Winnipeg Free Press - PRINT EDITION

Soft drinks may be hard on brain

  • Print

Glugging lots of sugary drinks won't just make you fat, it might also lead to changes in the brain that have been linked to cancer and Alzheimer's disease -- at least in rats.

This finding comes from the first analysis of how sugary drinks affect proteins in the brain. It showed that 20 per cent of the proteins produced in a brain region related to decision-making were different in rats that drank sugary drinks from those of rats that had been given water.

It is well established that drinking sugar-sweetened drinks is linked to obesity and diabetes as well as to increased risk of cardiovascular problems. A recent estimate put the global number of deaths associated with soft drinks at 184,000 a year.

But the effects of sugar-rich drinks on the brain have received much less attention. "For many people around the world, soft drinks are their sole source of liquid, or at least they provide a very high proportion of their daily calories," says Jane Franklin of the behavioural neuropharmacology lab at Macquarie University in Sydney, who carried out the new analysis. "We know that soft drinks are bad for the body, so it's reasonable to assume that they aren't doing anything good for your brain, either."

To confirm that assumption, Franklin and her colleague Jennifer Cornish gave 24 adult rats either water or a solution of water containing 10 percent sugar -- about the proportion you would find in a typical can of soda -- for 26 days.

For the following seven days, both groups were given only water. At the end of that time, the rats that drank the sugary drink were significantly more hyperactive -- spending lots more time moving around -- than the control group. "Hyperactivity is a physical sign that something unusual is happening in the brain," Franklin says. It is probably a reflection of changes being made to return the system back to its pre-sugar state, after it had adjusted to prolonged sugar consumption, she says.

To find out what was going on, the team looked at the rats' orbital frontal cortex.

Of the 1,373 proteins identified there in both sets of rats, 290 were altered in those that drank sugary drinks but not those that drank water.

-- New Scientist

Republished from the Winnipeg Free Press print edition November 23, 2013 D9

Fact Check

Fact Check

Have you found an error, or know of something we’ve missed in one of our stories?
Please use the form below and let us know.

* Required
  • Please post the headline of the story or the title of the video with the error.

  • Please post exactly what was wrong with the story.

  • Please indicate your source for the correct information.

  • Yes

    No

  • This will only be used to contact you if we have a question about your submission, it will not be used to identify you or be published.

  • Cancel

Having problems with the form?

Contact Us Directly
  • Print

You can comment on most stories on winnipegfreepress.com. You can also agree or disagree with other comments. All you need to do is be a Winnipeg Free Press print or e-edition subscriber to join the conversation and give your feedback.

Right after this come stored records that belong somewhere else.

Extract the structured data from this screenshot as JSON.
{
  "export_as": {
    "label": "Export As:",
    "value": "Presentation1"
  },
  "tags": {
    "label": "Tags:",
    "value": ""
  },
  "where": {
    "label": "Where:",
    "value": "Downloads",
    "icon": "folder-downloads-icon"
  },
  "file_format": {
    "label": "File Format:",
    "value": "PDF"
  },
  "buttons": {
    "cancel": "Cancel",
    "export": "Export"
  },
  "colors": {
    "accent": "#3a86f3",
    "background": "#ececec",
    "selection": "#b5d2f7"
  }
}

You can comment on most stories on winnipegfreepress.com. You can also agree or disagree with other comments. All you need to do is be a Winnipeg Free Press print or e-edition subscriber to join the conversation and give your feedback.

Have Your Say

New to commenting? Check out our Frequently Asked Questions.

Have Your Say

Comments are open to Winnipeg Free Press print or e-edition subscribers only. why?

Have Your Say

Comments are open to Winnipeg Free Press Subscribers only. why?

The Winnipeg Free Press does not necessarily endorse any of the views posted. By submitting your comment, you agree to our Terms and Conditions. These terms were revised effective April 16, 2010.

letters

Make text: Larger | Smaller

LATEST VIDEO

Stuart Murray announces musical RightsFest for CMHR opening weekend

View more like this

Photo Store Gallery

  • June 24, 2012 - 120624  -  Amusement riders on the last day of The Ex Sunday June 24, 2012.    John Woods / Winnipeg Free Press
  • Bright sunflowers lift their heads toward the south east skies in a  large sunflower field on Hwy 206 and #1 Thursday Standup photo. July 31,  2012 (Ruth Bonneville/Winnipeg Free Press)

View More Gallery Photos

Poll

What should the city do with the 102-year-old Arlington Street bridge?

View Results

View Related Story

Ads by Google